Quads it just goes to show we miss your daily postings of you in the woods. We had to dig out 4 year old threads to get our fix!
sorry to have responded to a an old post but on all the web yours is the only thing i have found that had info on the klondike made in wisconsin, still hoping to hook up with folks who have a similar model to mine and find out their thoughts and opinions , thanks again for the response , Im in Tomahawk so if your in the area and care to stop and see my unit and other woodburning items please do. , Thanks again for the info
I do not have "45 year old Klondike stove made in Wisconsin Rapids" I have a Regency F2400 and I get about a cup full in 1 burning season. Is that hard to believe or something?
Ha ha! Thanks! I don't normally cut wood in October and November. It's when most of the hunting seasons are and I don't like to disturb the guys that still hunt. The Monday after Thanksgiving you can bet I'll be right back at it!
I'm about 15 miles from Castle Rock Lake. You probably won't find anybody else with a Klondike stove. You and I are most likely the last of the last! I have only heard of one other one that is in a cabin and only used once or twice a year. I have never seen it, but was told it is identical to mine. Otherwise, you and I are the only ones I know of that still use them to heat our homes.
Nope, about a cup full after a whole burning season is not at all hard to believe from your set up. It's when I thought you and I were comparing the same stove that made it hard to believe!
Glad that's been cleared up. HA!
lol, and now I see how old the thread is..... I thought I might of been special with only a cup of creosote. well I am kinda special though.
HAHA! Yup, my old threads occasionally pop up out of nowhere. That's ok, brings back memories to my old brain!
This was a really great thread. Thanks for the pics guys. I had to order one more chimney section to get me over the 3' rule (im at 2'8") and am curious to see what a week of burning has done when I go up to put it on
I remember that brown chrunchy corn flake creosote from my childhood. Emptied a 5 gallon bucket full every month during the burn season from the chimney cleanout while I was growing up. Can't say we had a full blown chimney fire but I can remember a few times the stove would start to make some really funny noises and it was a scramble to see who could get to it first and shut the damper and draft control. used to scare the heck out of my Dad.
Yup, when I was a kid we had several rip-roarin' chimney fires! Like a rocket strapped upside-down to the side of the house, flames and burning chunks coming out, black smoke billowing 100 feet in the air, the old stove shaking and jumping in the house....! I remember a couple times Dad would get the ladder out, climb to the top of the chimney, and dump something down it. Don't remember exactly what it was anymore, might have been baking soda or baking powder.
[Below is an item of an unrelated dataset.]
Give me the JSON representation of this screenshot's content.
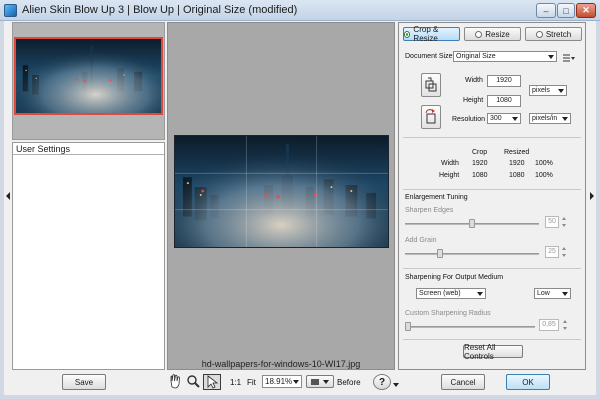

Then later on, Dad wouldn't even look up from his newspaper when the chimney caught fire; if there was no snow, he would send one of us kids outside to watch the burning chunks didn't start the roof on fire.
....aaah, the Good Ole Days, huh!? This description sounds like a scene out of the Christmas Story movie...cursing and grumbling about the furnace in the basement....overloading a single wall outlet with 6+ devices....Dad having to bring in the car battery at night when he came home from work in Jan/Feb so it would "possibly" crank over the engine in the morning...lots o' fun!
It does sound like a movie but personally witnessing it is much better :ahhh:
Not only the stove dancing and sounding like a freight train but the pipe glowing red /white hot and illuminating the room ,
This sure made me chuckle quads. I like your posts man.
HAHA! Thanks! I have led an entertaining life, for the most part....